The incident-photon-to-converted-current efficiency (IPCE) spectra of the layer-by-layer solar cell based on BDT-3T-CA/PC61BM (45 nm/40 nm) is shown in Figure 5b. The “bilayer” film as cast has a broad IPCE spectra from 300 to 700 nm and a peak value of 36.9% at 564 nm along with a shoulder of 35.6% at 605 nm.

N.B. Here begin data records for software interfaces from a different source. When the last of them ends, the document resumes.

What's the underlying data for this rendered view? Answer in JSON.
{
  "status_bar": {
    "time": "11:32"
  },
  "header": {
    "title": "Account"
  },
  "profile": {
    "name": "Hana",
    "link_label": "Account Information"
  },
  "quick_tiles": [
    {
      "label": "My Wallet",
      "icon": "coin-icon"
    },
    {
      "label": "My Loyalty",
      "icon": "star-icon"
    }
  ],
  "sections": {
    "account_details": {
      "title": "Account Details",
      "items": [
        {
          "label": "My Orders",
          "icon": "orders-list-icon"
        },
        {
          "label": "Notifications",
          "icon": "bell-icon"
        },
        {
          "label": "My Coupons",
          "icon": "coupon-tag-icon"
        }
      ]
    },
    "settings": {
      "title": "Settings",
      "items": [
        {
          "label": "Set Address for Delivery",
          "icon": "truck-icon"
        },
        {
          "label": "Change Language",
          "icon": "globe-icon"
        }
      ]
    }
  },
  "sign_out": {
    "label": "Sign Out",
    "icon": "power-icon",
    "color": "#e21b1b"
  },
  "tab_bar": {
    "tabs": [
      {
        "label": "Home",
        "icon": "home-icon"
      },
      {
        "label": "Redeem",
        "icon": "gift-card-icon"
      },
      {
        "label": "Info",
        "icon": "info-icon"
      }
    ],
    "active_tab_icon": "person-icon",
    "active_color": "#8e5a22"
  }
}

In summary, we have presented the first example of a molecular design of novel materials for solution-processed layer-by-layer OSCs; a linear push–pull oligothiophene (BDT-3T-CA) with 5-alkylthiophene-2-yl-substituted BDT as the core and terthiophene end-capped with n-octyl cyanoacetate as the arms was synthesized. BDT-3T-CA has good thermal stability, selective solubility in common solvents, highly crystallinity, broad and strong absorption with a narrow bandgap, suitable energy levels matched to that of PC61BM and a high hole mobility of up to 0.01 cm2 V−1 s−1. Due to the significant difference in solubility of BDT-3T-CA and PC61BM in DCM at room temperature, solution-processed layer-by-layer solar cells are fabricated by depositing PC61BM overlayer on BDT-3T-CA film from DCM solution. Effective photoinduced charge transfer occurred between BDT-3T-CA and PC61BM, while molecular ordering of BDT-3T-CA is almost insusceptible to PC61BM molecules in the “bilayer” film. The solution-processed layer-by-layer OSCs based on BDT-3T-CA/PC61BM afford a PCE of up to 4.16% with a FF of up to 0.75; the FF of 0.75 is one of the highest values reported for solution-processed OSCs so far and a record FF for solution-processed small-molecule solar cells. This preliminary work demonstrates that BDT-3T-CA is a suitable donor material for solution-processed layer-by-layer OSCs.
The authors thank the 973 Project (2011CB808401), the NSFC (21025418, 51261130582, 21021091), and the Chinese Academy of Sciences for financial support.
As a service to our authors and readers, this journal provides supporting information supplied by the authors. Such materials are peer reviewed and may be re-organized for online delivery, but are not copy-edited or typeset. Technical support issues arising from supporting information (other than missing files) should be addressed to the authors.
Please note: Wiley Blackwell is not responsible for the content or functionality of any supporting information supplied by the authors. Any queries (other than missing content) should be directed to the corresponding author for the article.